10 July 2011
by Alex Maxwell
A gaggle of languages, faces and foreign coaches clog up the pavement outside Madame Tussauds. Each of them waiting to catch a glimpse of glitzy Kylie and forthright Churchill. Across the road in Westminster's Department of Architecture, a similar contradiction is being played out amongst the work of the Diploma Studios.
This is a generally strong show, demanding your time and attention across two floors. It’s unsurprising to note that the sole Para-squiggle unit bases its interests (Flux! Nexus!) in a near-future Seoul. Although mostly rejected in Europe, the trend shows no sign of slowing in the Gulf states and South-East Asia. If it continues, the next few years hold some dreary, if complex, schemes.
In stark contrast was DS11, easily the most contextual and dogmatic unit, which provided some well researched schemes. Based in Ghent and Antwerp, there were various sumptuous projects that tapped into the famous textile history of the latter city.
Meanwhile, Henrietta Griffiths incredibly detailed imagining of William Burroughs' 'Interzone' demands your attention as you discover all the minutiae. Her project, [Eroding] Seaside Arcadia, grafts Interzone on to the Dorset coast in a 'extreme exploration of the seaside holiday park typology. Coastal erosion and flooding act as conditions to a bizarre architectural language, born of chess pieces, Brutalism and crazy golf.
Flanking the opening nights bar were two large camera booms, introducing Studio DS17 explorations of the connections between film and architecture. It is a shame that little emphasis was given to the films produced by students, with more importance given to model-making. Saying that, there were a number of interesting projects on show, such as Jessica Daly's 'Kids Cube'. Instantly noteworthy because of its primitive illustrations and bold colour palette, it is unashamedly naive presentation masks a well thought out community scheme that confronts child poverty in Newham. In the same studio, Anna Hanson presented the Juice Boat Lift. Using a series of seemingly Heath Robinson-esque drawings, the juice production facility revolves around a boat lift and integrated gravitational system allowing freshly extracted juice to flow through the production stages.
The undergraduates had some interesting and entertaining work on show.
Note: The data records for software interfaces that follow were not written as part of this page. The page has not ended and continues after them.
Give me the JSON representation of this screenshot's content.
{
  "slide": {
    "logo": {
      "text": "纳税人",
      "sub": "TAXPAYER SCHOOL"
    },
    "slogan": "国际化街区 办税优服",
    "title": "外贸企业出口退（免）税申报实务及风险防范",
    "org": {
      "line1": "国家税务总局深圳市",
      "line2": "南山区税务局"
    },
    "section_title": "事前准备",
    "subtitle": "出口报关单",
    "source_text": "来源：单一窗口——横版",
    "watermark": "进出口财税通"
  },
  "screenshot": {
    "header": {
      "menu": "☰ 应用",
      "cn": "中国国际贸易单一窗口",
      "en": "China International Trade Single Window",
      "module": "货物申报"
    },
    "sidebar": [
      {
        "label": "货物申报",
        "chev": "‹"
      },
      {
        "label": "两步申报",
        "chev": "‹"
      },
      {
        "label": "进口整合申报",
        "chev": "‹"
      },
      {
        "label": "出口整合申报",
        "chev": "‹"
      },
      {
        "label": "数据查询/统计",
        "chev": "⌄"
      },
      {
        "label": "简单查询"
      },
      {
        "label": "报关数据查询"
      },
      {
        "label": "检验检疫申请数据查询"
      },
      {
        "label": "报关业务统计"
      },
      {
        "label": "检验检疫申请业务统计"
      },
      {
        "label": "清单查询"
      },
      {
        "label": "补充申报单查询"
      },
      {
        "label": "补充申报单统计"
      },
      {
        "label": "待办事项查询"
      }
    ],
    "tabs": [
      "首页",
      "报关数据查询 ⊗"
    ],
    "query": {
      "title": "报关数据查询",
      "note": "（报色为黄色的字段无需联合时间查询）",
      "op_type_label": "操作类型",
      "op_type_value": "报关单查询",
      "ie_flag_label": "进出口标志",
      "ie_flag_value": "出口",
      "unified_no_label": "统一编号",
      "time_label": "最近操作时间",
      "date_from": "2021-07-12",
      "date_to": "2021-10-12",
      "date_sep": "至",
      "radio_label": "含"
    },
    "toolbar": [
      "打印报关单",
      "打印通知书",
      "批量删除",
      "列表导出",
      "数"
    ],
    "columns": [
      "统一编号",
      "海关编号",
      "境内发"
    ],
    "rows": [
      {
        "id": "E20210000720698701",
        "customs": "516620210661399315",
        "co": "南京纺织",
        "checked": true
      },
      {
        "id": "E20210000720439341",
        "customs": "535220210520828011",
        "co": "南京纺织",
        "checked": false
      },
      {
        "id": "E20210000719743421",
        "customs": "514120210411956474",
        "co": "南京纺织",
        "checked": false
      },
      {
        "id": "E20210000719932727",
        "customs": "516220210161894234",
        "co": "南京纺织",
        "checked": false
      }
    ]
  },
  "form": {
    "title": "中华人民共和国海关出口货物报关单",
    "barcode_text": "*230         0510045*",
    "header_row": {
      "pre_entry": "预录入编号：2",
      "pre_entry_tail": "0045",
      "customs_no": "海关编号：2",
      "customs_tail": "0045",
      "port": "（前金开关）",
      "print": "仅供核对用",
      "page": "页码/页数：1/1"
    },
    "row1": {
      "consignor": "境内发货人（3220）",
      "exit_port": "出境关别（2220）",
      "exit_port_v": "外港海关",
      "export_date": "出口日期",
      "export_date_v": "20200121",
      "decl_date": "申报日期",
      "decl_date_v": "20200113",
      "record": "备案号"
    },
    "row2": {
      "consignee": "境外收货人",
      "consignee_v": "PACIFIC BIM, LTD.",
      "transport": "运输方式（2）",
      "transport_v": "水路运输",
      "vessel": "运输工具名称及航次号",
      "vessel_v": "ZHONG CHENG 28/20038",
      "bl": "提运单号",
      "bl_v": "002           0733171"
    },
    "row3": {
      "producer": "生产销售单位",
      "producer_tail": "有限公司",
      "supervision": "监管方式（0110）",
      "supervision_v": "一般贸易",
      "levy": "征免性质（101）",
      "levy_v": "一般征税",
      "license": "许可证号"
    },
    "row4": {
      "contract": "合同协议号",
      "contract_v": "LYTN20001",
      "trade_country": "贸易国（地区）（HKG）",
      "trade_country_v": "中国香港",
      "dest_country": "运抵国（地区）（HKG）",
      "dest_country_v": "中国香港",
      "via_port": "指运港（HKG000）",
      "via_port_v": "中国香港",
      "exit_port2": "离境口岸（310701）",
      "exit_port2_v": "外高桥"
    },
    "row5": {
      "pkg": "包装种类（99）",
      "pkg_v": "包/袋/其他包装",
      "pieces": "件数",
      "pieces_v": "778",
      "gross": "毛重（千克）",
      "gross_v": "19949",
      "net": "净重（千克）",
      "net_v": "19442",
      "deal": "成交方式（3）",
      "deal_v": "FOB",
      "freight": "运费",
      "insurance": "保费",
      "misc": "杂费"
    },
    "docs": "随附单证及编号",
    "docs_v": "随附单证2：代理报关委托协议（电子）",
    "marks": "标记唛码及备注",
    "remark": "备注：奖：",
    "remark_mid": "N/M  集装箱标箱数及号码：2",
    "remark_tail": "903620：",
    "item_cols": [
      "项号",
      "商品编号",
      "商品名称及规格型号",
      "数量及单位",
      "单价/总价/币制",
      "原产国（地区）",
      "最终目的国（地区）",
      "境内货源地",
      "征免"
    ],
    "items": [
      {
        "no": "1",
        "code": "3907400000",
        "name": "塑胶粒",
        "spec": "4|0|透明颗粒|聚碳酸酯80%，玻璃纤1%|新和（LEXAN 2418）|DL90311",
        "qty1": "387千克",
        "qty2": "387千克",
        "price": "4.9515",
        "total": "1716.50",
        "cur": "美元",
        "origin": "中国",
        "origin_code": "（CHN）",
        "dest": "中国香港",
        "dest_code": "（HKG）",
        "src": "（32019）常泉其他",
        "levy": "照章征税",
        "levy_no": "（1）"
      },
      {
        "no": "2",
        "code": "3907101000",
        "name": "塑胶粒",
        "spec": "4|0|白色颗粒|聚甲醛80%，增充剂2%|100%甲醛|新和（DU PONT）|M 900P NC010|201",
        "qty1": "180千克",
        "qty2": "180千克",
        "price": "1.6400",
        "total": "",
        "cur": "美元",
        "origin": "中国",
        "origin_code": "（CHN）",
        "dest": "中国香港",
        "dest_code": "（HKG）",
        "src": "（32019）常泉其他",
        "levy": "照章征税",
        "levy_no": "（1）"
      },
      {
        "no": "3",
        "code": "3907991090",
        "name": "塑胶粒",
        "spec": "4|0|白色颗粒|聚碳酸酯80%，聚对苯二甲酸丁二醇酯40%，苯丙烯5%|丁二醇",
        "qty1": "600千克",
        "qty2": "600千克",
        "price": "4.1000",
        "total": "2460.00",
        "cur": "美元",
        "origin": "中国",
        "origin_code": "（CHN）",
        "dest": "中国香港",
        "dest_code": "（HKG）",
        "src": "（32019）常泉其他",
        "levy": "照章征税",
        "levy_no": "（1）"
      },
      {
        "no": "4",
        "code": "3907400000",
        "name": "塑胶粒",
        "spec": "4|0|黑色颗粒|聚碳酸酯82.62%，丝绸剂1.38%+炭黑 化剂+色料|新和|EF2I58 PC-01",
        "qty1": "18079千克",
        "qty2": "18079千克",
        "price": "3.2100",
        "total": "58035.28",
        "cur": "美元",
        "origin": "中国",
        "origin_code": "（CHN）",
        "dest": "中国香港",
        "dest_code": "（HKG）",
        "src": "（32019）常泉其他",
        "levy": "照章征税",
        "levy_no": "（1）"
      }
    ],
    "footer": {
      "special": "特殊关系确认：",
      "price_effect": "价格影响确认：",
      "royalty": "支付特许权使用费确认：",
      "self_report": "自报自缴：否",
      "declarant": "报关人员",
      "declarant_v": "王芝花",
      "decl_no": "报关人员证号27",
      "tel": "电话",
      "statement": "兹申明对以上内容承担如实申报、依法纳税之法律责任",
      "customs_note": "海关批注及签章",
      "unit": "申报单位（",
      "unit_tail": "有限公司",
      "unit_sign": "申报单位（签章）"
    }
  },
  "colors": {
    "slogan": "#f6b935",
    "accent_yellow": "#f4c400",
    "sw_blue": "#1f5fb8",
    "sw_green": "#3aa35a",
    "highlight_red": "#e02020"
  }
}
It is an underused tactic, but showing off experimental work, such as the first years array of conjoined and dismembered chairs works as an antidote to the monotony that can build up across shows. Georgia Follet's framed drawing of perma-scaffold interventions in ruined buildings also stood out.